Role of brown fat • In newborns very important role in thermo regulative processes has brown fat. It’s present under the skin of neck, between scapulars. That gives condition for blood supply of brain, where the cells are very sensate to disbalance of temperature homeostasis. Brown fat is well innervated by sympathetic nerves and well provided with blood. • In the cells of brown fat small drops of fat are present. In a white cells there is only one drop of fat. Quantity of mitochondria, cytochroms is greater in brown fat. Speed of fat acids oxidation 20 times higher, but absent synthesis and hydrolysis of ATP, that is why the heat produced immediately. That is caused by presents of special membrane polypeptide – termogenine. When it is necessary increase of brown fat oxygenation may be added to increase the heat production in 2-3 times. Children, especially of first year life, do not so sensitive as adult to change of temperature homeostasis. That's why they don't cry when they lost heat.
B.) Heat loss from the skin surface 1. Radiation : It means transfer of heat as infrared electromagnetic rays from one object to another at a different temp. with which it is not contact.Human body radiates heat rays in all directions but is also exposed to heat rays radiated from the surrounding. Therefore, heat is lost by this method when the temp. of the surrounding is less than the body temp. At normal temp. about 60% of the total heat loss from a nude person occurs by radiation.
2. Conduction : • It means heat exchange between objects at different temp. that are in contact with one another. Only minute amount of heat are normally lost from the body by direct conduction to other objects such as a chair or bed (3%). On the other hand large amounts of heat are lost by conduction to air.
3. Convection : • It is the removal of heat from the body by convection air currents.Heat must first be conducted to the air and then carried away by the convection current.About 12% of heat loss from the body occurs by conduction to the air and then by convection.When the body is exposed to wind heat loss by convection is greatly increased.
4. Evaporation : • Evaporation of 1g water removes about 0.6 Kcal. Of heat. Even when a person is not sweating a certain amount of water still evaporates from the skin and lungs at a rate of about 600 ml/day. This is known as the insensible water loss. • Sweating provides a very important way of heat loss from the body which can be regulated. As long as skin temp. is greater than the temp. of surrounding, heat can be lost by radiation & conduction, but when the temp. of the body gains heat by radiation& conduction.

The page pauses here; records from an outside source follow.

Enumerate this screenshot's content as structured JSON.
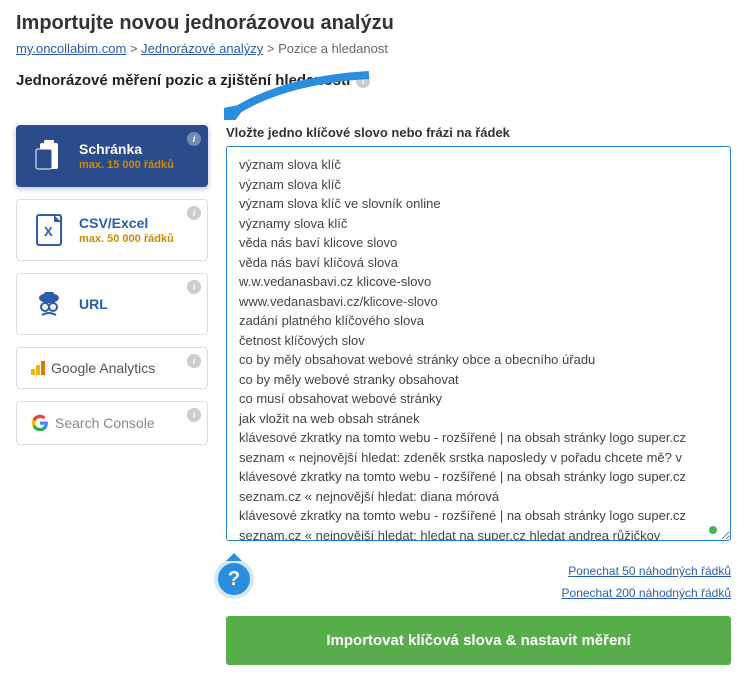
{
  "page": {
    "title": "Importujte novou jednorázovou analýzu"
  },
  "breadcrumb": {
    "root": "my.oncollabim.com",
    "level1": "Jednorázové analýzy",
    "level2": "Pozice a hledanost"
  },
  "section": {
    "title": "Jednorázové měření pozic a zjištění hledanosti"
  },
  "sources": {
    "clipboard": {
      "label": "Schránka",
      "sub": "max. 15 000 řádků"
    },
    "csv": {
      "label": "CSV/Excel",
      "sub": "max. 50 000 řádků"
    },
    "url": {
      "label": "URL"
    },
    "ga": {
      "label": "Google Analytics"
    },
    "sc": {
      "label": "Search Console"
    }
  },
  "main": {
    "field_label": "Vložte jedno klíčové slovo nebo frázi na řádek",
    "textarea_value": "význam slova klíč\nvýznam slova klíč\nvýznam slova klíč ve slovník online\nvýznamy slova klíč\nvěda nás baví klicove slovo\nvěda nás baví klíčová slova\nw.w.vedanasbavi.cz klicove-slovo\nwww.vedanasbavi.cz/klicove-slovo\nzadání platného klíčového slova\nčetnost klíčových slov\nco by měly obsahovat webové stránky obce a obecního úřadu\nco by měly webové stranky obsahovat\nco musí obsahovat webové stránky\njak vložit na web obsah stránek\nklávesové zkratky na tomto webu - rozšířené | na obsah stránky logo super.cz seznam « nejnovější hledat: zdeněk srstka naposledy v pořadu chcete mě? v\nklávesové zkratky na tomto webu - rozšířené | na obsah stránky logo super.cz seznam.cz « nejnovější hledat: diana mórová\nklávesové zkratky na tomto webu - rozšířené | na obsah stránky logo super.cz seznam.cz « nejnovější hledat: hledat na super.cz hledat andrea růžičkov\nklávesové zkratky na tomto webu - rozšířené | na obsah stránky logo super.cz seznam.cz «"
  },
  "links": {
    "keep50": "Ponechat 50 náhodných řádků",
    "keep200": "Ponechat 200 náhodných řádků"
  },
  "button": {
    "import": "Importovat klíčová slova & nastavit měření"
  },
  "help": {
    "symbol": "?"
  }
}
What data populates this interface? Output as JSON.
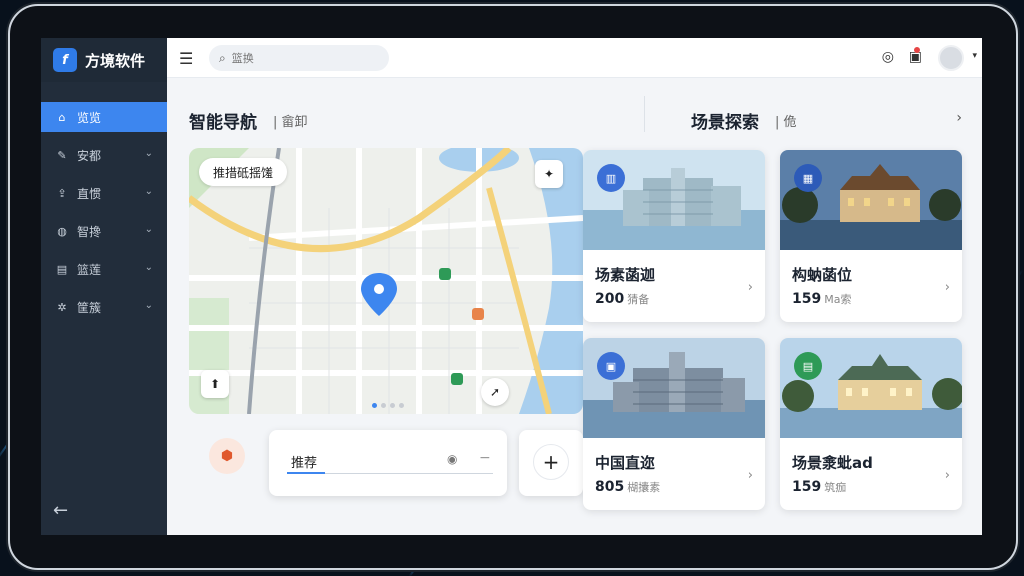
{
  "app": {
    "title": "方境软件",
    "logo_glyph": "f"
  },
  "sidebar": {
    "items": [
      {
        "label": "览览",
        "icon": "home-icon",
        "glyph": "⌂",
        "active": true,
        "has_chevron": false
      },
      {
        "label": "安都",
        "icon": "edit-icon",
        "glyph": "✎",
        "active": false,
        "has_chevron": true
      },
      {
        "label": "直惯",
        "icon": "upload-icon",
        "glyph": "⇪",
        "active": false,
        "has_chevron": true
      },
      {
        "label": "智搀",
        "icon": "globe-icon",
        "glyph": "◍",
        "active": false,
        "has_chevron": true
      },
      {
        "label": "篮莲",
        "icon": "chart-icon",
        "glyph": "▤",
        "active": false,
        "has_chevron": true
      },
      {
        "label": "筐簇",
        "icon": "settings-icon",
        "glyph": "✲",
        "active": false,
        "has_chevron": true
      }
    ],
    "collapse_glyph": "←"
  },
  "topbar": {
    "search_placeholder": "篮换",
    "icons": [
      "target-icon",
      "bag-icon",
      "bell-icon"
    ]
  },
  "nav_section": {
    "title": "智能导航",
    "subtitle": "| 畲卸"
  },
  "scene_section": {
    "title": "场景探索",
    "subtitle": "| 佹"
  },
  "map": {
    "chip_label": "推措砥揺馐",
    "page_dots": 4,
    "active_dot": 0
  },
  "recommend": {
    "label": "推荐"
  },
  "cards": [
    {
      "title": "场素菡迦",
      "count": "200",
      "unit": "猜备",
      "badge_color": "#3b6fd6",
      "scene": "glass"
    },
    {
      "title": "构蚋菡位",
      "count": "159",
      "unit": "Ma索",
      "badge_color": "#2d5bb8",
      "scene": "villa"
    },
    {
      "title": "中国直迩",
      "count": "805",
      "unit": "楜攮素",
      "badge_color": "#3b6fd6",
      "scene": "glass"
    },
    {
      "title": "场景淾蚍ad",
      "count": "159",
      "unit": "筑痂",
      "badge_color": "#2e9a57",
      "scene": "villa"
    }
  ],
  "colors": {
    "accent": "#3d86ef",
    "sidebar": "#222d3b",
    "page": "#f3f5f8"
  }
}
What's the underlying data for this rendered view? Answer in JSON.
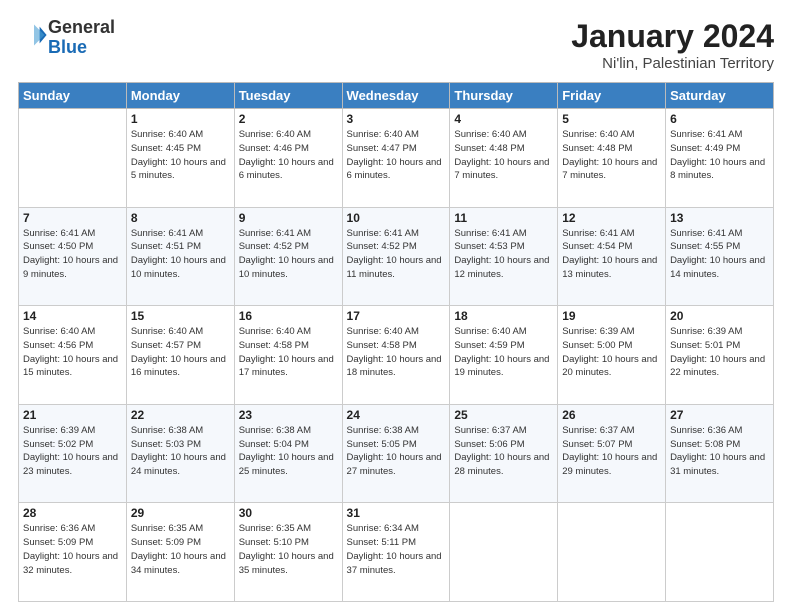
{
  "header": {
    "logo": {
      "line1": "General",
      "line2": "Blue"
    },
    "title": "January 2024",
    "subtitle": "Ni'lin, Palestinian Territory"
  },
  "days_of_week": [
    "Sunday",
    "Monday",
    "Tuesday",
    "Wednesday",
    "Thursday",
    "Friday",
    "Saturday"
  ],
  "weeks": [
    [
      {
        "day": null
      },
      {
        "day": 1,
        "sunrise": "6:40 AM",
        "sunset": "4:45 PM",
        "daylight": "10 hours and 5 minutes."
      },
      {
        "day": 2,
        "sunrise": "6:40 AM",
        "sunset": "4:46 PM",
        "daylight": "10 hours and 6 minutes."
      },
      {
        "day": 3,
        "sunrise": "6:40 AM",
        "sunset": "4:47 PM",
        "daylight": "10 hours and 6 minutes."
      },
      {
        "day": 4,
        "sunrise": "6:40 AM",
        "sunset": "4:48 PM",
        "daylight": "10 hours and 7 minutes."
      },
      {
        "day": 5,
        "sunrise": "6:40 AM",
        "sunset": "4:48 PM",
        "daylight": "10 hours and 7 minutes."
      },
      {
        "day": 6,
        "sunrise": "6:41 AM",
        "sunset": "4:49 PM",
        "daylight": "10 hours and 8 minutes."
      }
    ],
    [
      {
        "day": 7,
        "sunrise": "6:41 AM",
        "sunset": "4:50 PM",
        "daylight": "10 hours and 9 minutes."
      },
      {
        "day": 8,
        "sunrise": "6:41 AM",
        "sunset": "4:51 PM",
        "daylight": "10 hours and 10 minutes."
      },
      {
        "day": 9,
        "sunrise": "6:41 AM",
        "sunset": "4:52 PM",
        "daylight": "10 hours and 10 minutes."
      },
      {
        "day": 10,
        "sunrise": "6:41 AM",
        "sunset": "4:52 PM",
        "daylight": "10 hours and 11 minutes."
      },
      {
        "day": 11,
        "sunrise": "6:41 AM",
        "sunset": "4:53 PM",
        "daylight": "10 hours and 12 minutes."
      },
      {
        "day": 12,
        "sunrise": "6:41 AM",
        "sunset": "4:54 PM",
        "daylight": "10 hours and 13 minutes."
      },
      {
        "day": 13,
        "sunrise": "6:41 AM",
        "sunset": "4:55 PM",
        "daylight": "10 hours and 14 minutes."
      }
    ],
    [
      {
        "day": 14,
        "sunrise": "6:40 AM",
        "sunset": "4:56 PM",
        "daylight": "10 hours and 15 minutes."
      },
      {
        "day": 15,
        "sunrise": "6:40 AM",
        "sunset": "4:57 PM",
        "daylight": "10 hours and 16 minutes."
      },
      {
        "day": 16,
        "sunrise": "6:40 AM",
        "sunset": "4:58 PM",
        "daylight": "10 hours and 17 minutes."
      },
      {
        "day": 17,
        "sunrise": "6:40 AM",
        "sunset": "4:58 PM",
        "daylight": "10 hours and 18 minutes."
      },
      {
        "day": 18,
        "sunrise": "6:40 AM",
        "sunset": "4:59 PM",
        "daylight": "10 hours and 19 minutes."
      },
      {
        "day": 19,
        "sunrise": "6:39 AM",
        "sunset": "5:00 PM",
        "daylight": "10 hours and 20 minutes."
      },
      {
        "day": 20,
        "sunrise": "6:39 AM",
        "sunset": "5:01 PM",
        "daylight": "10 hours and 22 minutes."
      }
    ],
    [
      {
        "day": 21,
        "sunrise": "6:39 AM",
        "sunset": "5:02 PM",
        "daylight": "10 hours and 23 minutes."
      },
      {
        "day": 22,
        "sunrise": "6:38 AM",
        "sunset": "5:03 PM",
        "daylight": "10 hours and 24 minutes."
      },
      {
        "day": 23,
        "sunrise": "6:38 AM",
        "sunset": "5:04 PM",
        "daylight": "10 hours and 25 minutes."
      },
      {
        "day": 24,
        "sunrise": "6:38 AM",
        "sunset": "5:05 PM",
        "daylight": "10 hours and 27 minutes."
      },
      {
        "day": 25,
        "sunrise": "6:37 AM",
        "sunset": "5:06 PM",
        "daylight": "10 hours and 28 minutes."
      },
      {
        "day": 26,
        "sunrise": "6:37 AM",
        "sunset": "5:07 PM",
        "daylight": "10 hours and 29 minutes."
      },
      {
        "day": 27,
        "sunrise": "6:36 AM",
        "sunset": "5:08 PM",
        "daylight": "10 hours and 31 minutes."
      }
    ],
    [
      {
        "day": 28,
        "sunrise": "6:36 AM",
        "sunset": "5:09 PM",
        "daylight": "10 hours and 32 minutes."
      },
      {
        "day": 29,
        "sunrise": "6:35 AM",
        "sunset": "5:09 PM",
        "daylight": "10 hours and 34 minutes."
      },
      {
        "day": 30,
        "sunrise": "6:35 AM",
        "sunset": "5:10 PM",
        "daylight": "10 hours and 35 minutes."
      },
      {
        "day": 31,
        "sunrise": "6:34 AM",
        "sunset": "5:11 PM",
        "daylight": "10 hours and 37 minutes."
      },
      {
        "day": null
      },
      {
        "day": null
      },
      {
        "day": null
      }
    ]
  ],
  "labels": {
    "sunrise_label": "Sunrise:",
    "sunset_label": "Sunset:",
    "daylight_label": "Daylight:"
  }
}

Temperature regulating centres : • The temp. of the body is regulated almost entirely by temp. regulating centers located in the hypothalamus. • The anterior hypothalamus-preoptic area : The preoptic & anterior hypothalamic nuclei contain two types of neurons : A) Heat – Sensitive neurons(receptors) which are present in large numbers.They increase their rate of firing as the temp. rises.